The European Union (EU) and China agreed in principle to the EU-China Comprehensive Investment Agreement (CAI) that was tentatively approved on December 30, 2020. It will be the most ambitious agreement that China has ever concluded with a third country and will ensure that EU investors achieve better access to a fast growing consumer market and compete on a better level-playing field in China, the EU said.
In addition to rules against the forced transfer of technologies, CAI will also be the first agreement to deliver on obligations for the behavior of state-owned enterprises, comprehensive transparency rules for subsidies and commitments related to sustainable development, the EU said in a statement.
CAI will ensure that EU investors have better access to the fast-growing 1.4 billion consumer market and ensure that they compete in China’s level playing field.

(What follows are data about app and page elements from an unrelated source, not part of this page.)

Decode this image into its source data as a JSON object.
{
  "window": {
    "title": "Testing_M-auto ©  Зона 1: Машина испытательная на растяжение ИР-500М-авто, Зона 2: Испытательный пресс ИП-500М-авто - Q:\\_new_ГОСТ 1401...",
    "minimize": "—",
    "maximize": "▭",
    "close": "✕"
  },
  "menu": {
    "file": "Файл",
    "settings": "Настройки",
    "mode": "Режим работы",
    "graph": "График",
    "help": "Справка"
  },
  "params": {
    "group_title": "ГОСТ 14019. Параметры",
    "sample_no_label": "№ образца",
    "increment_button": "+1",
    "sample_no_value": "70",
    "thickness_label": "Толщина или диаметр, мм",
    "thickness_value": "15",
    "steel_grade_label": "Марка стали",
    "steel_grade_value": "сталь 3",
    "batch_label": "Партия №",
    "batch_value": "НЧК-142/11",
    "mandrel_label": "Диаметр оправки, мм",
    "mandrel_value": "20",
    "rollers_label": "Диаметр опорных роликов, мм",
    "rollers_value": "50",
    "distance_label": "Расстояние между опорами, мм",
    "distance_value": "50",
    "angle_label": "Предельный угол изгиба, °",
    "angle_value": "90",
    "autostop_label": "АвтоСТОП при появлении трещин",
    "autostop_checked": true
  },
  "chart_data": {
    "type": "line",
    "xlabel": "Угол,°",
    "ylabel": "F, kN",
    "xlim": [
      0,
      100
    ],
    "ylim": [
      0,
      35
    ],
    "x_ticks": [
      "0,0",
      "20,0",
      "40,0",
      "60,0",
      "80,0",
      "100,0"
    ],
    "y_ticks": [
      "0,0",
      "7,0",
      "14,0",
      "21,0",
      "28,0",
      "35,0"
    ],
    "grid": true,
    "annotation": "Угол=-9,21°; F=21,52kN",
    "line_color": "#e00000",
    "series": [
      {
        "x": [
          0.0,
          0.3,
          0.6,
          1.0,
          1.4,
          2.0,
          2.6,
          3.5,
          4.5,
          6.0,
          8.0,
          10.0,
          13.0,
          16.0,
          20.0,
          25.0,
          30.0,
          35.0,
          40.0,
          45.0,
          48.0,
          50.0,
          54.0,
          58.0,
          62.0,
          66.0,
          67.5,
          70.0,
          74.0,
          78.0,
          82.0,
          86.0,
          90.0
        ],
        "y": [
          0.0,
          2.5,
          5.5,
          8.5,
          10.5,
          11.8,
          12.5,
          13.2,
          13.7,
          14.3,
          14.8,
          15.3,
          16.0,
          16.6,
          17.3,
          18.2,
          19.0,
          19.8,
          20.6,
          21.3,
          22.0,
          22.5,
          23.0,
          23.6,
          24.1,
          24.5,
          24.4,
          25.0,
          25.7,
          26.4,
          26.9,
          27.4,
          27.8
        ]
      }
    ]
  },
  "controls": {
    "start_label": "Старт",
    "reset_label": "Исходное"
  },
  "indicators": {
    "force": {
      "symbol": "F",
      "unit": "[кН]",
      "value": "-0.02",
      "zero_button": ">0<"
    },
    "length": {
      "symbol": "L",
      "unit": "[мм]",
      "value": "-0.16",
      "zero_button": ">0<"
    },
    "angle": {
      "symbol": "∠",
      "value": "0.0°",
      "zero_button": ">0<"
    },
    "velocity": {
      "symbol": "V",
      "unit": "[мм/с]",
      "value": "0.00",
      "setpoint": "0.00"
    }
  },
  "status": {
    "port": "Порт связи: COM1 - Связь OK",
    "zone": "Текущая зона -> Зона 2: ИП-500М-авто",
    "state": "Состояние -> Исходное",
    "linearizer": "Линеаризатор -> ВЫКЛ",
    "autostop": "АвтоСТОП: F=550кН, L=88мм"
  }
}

This is very important for global competitiveness and the future development of EU industry.
CAI binds China’s liberalisation of investments over the last 20 years and prevents backsliding. This makes the conditions of market access for EU companies clear and independent of China’s internal policies. It also allows the EU to resort to the dispute resolution mechanism in CAI in case of breach of commitments.
In addition, the EU has negotiated further and new market access openings and commitments such as the elimination of quantitative restrictions, equity caps or joint venture requirements in a number of sectors. “These are restrictions that severely hamper the activities of our companies in China. The overall package is far more ambitious than what China has committed to before,” the EU said.
EU sensitivities, such as in the field of energy, agriculture, fisheries, audiovisual and public services, are all preserved in CAI, it said.